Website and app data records

+ + + + +

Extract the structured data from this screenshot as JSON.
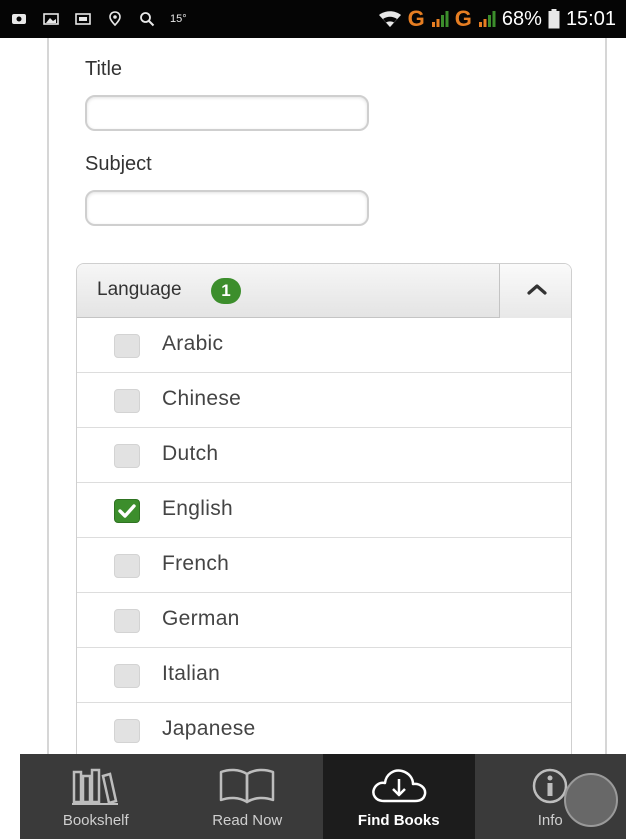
{
  "status_bar": {
    "temperature": "15°",
    "battery": "68%",
    "time": "15:01",
    "network": [
      "G",
      "G"
    ]
  },
  "form": {
    "title_label": "Title",
    "title_value": "",
    "subject_label": "Subject",
    "subject_value": ""
  },
  "language_filter": {
    "title": "Language",
    "badge": "1",
    "expanded": true,
    "options": [
      {
        "label": "Arabic",
        "checked": false
      },
      {
        "label": "Chinese",
        "checked": false
      },
      {
        "label": "Dutch",
        "checked": false
      },
      {
        "label": "English",
        "checked": true
      },
      {
        "label": "French",
        "checked": false
      },
      {
        "label": "German",
        "checked": false
      },
      {
        "label": "Italian",
        "checked": false
      },
      {
        "label": "Japanese",
        "checked": false
      }
    ]
  },
  "tabs": [
    {
      "label": "Bookshelf",
      "icon": "bookshelf-icon",
      "active": false
    },
    {
      "label": "Read Now",
      "icon": "open-book-icon",
      "active": false
    },
    {
      "label": "Find Books",
      "icon": "cloud-download-icon",
      "active": true
    },
    {
      "label": "Info",
      "icon": "info-icon",
      "active": false
    }
  ],
  "colors": {
    "accent_green": "#3c8e2c",
    "status_bar": "#050505",
    "tab_bar": "#3a3a3a",
    "tab_active": "#1c1c1c"
  }
}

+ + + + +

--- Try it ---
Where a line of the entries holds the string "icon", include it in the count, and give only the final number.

--- Answer for this exercise ---
4